### WORK INSTRUCTIONS:
Gather every line of the entries that includes the word "JSON".

BEGIN AVAILABLE RECORDS

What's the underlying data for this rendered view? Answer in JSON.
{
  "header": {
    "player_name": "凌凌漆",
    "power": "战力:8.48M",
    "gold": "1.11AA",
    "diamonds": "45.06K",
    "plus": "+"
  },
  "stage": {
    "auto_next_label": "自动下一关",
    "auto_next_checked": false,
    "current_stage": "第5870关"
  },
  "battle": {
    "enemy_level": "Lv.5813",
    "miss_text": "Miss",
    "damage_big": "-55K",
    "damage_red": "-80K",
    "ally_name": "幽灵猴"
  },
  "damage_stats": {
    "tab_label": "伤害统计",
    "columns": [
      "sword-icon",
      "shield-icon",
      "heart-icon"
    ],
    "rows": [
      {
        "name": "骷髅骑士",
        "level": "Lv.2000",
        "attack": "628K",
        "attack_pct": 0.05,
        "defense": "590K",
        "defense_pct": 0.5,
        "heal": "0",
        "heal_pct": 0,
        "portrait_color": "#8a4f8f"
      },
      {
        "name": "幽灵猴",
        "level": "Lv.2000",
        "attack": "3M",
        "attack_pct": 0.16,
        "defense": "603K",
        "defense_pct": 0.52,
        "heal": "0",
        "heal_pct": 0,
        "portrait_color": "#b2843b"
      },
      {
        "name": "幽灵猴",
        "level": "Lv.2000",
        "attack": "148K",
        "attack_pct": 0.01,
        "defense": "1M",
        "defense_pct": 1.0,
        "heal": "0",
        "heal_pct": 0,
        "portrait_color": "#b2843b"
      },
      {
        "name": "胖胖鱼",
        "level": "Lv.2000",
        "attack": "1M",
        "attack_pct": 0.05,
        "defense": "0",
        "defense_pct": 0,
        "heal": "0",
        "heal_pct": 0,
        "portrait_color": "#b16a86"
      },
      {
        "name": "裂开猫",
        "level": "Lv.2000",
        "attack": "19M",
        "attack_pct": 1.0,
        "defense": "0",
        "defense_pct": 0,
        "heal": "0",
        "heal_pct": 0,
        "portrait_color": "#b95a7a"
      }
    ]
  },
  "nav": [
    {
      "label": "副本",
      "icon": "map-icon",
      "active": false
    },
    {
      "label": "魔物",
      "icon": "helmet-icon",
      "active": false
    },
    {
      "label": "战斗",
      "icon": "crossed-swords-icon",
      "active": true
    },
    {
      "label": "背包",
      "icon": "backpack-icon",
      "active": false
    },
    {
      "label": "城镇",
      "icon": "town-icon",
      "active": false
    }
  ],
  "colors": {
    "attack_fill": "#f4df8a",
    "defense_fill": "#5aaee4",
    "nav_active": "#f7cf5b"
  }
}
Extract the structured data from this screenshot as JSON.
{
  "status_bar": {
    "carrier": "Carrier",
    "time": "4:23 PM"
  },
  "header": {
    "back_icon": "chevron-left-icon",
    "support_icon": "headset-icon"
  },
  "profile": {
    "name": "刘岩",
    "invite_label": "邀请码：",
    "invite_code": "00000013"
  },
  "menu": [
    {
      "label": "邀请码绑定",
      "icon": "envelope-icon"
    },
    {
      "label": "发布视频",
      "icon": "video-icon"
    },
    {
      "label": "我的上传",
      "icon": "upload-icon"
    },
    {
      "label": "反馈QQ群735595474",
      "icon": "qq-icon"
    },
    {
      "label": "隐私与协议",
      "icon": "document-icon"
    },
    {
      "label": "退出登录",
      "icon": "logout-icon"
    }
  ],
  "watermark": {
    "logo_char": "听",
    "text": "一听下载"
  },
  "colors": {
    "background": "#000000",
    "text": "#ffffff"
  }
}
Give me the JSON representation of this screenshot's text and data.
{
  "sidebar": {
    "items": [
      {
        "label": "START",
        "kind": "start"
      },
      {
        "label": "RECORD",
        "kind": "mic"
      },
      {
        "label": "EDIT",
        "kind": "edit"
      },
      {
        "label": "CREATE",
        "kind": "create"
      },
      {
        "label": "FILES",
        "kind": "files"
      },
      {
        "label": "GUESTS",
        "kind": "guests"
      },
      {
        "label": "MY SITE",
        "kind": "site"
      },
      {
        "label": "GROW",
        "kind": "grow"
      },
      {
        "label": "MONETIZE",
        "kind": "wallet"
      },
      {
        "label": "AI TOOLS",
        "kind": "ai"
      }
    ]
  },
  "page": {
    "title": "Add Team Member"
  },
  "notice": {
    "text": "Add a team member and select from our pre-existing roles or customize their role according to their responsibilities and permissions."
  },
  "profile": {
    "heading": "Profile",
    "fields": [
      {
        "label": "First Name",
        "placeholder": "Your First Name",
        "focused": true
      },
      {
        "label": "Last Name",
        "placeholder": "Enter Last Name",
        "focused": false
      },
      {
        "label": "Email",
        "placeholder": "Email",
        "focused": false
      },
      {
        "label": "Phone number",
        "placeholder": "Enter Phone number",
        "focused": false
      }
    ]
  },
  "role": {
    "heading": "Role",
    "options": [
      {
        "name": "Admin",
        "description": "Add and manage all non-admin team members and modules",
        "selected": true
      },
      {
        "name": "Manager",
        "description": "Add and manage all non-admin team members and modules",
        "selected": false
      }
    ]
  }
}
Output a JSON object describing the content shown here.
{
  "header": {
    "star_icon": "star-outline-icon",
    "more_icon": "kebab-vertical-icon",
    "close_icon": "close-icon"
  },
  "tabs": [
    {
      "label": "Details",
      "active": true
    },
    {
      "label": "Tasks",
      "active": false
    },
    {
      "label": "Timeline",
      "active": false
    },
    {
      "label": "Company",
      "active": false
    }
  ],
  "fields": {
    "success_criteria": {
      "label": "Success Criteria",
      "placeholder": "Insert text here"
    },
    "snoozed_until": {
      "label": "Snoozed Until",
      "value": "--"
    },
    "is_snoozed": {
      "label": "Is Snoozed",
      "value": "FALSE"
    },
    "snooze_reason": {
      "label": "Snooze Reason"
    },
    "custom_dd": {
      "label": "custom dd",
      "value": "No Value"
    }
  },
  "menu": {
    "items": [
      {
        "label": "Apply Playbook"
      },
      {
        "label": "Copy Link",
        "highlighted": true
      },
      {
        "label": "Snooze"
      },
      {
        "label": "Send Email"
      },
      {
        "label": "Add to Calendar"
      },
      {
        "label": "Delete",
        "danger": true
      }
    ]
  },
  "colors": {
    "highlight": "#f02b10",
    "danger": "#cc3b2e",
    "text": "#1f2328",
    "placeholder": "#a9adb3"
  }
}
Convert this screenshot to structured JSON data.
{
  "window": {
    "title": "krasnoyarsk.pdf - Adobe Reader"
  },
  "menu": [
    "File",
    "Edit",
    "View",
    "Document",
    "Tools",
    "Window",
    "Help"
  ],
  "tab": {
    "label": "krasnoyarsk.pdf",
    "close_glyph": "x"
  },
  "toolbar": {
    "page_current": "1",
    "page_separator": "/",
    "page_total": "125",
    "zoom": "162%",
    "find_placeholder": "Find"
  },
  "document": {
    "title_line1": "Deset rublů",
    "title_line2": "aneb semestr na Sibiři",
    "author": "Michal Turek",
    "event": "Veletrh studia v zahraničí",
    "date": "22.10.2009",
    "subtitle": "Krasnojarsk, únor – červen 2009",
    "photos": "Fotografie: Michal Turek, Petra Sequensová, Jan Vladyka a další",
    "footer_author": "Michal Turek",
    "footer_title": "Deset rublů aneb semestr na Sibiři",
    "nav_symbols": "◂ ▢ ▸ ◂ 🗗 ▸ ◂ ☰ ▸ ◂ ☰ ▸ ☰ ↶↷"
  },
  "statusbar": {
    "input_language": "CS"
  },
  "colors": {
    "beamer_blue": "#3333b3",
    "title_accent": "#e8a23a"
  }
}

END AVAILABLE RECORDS

### SOLUTION FOR THIS EXERCISE:
What's the underlying data for this rendered view? Answer in JSON.
Extract the structured data from this screenshot as JSON.
Give me the JSON representation of this screenshot's text and data.
Output a JSON object describing the content shown here.
Convert this screenshot to structured JSON data.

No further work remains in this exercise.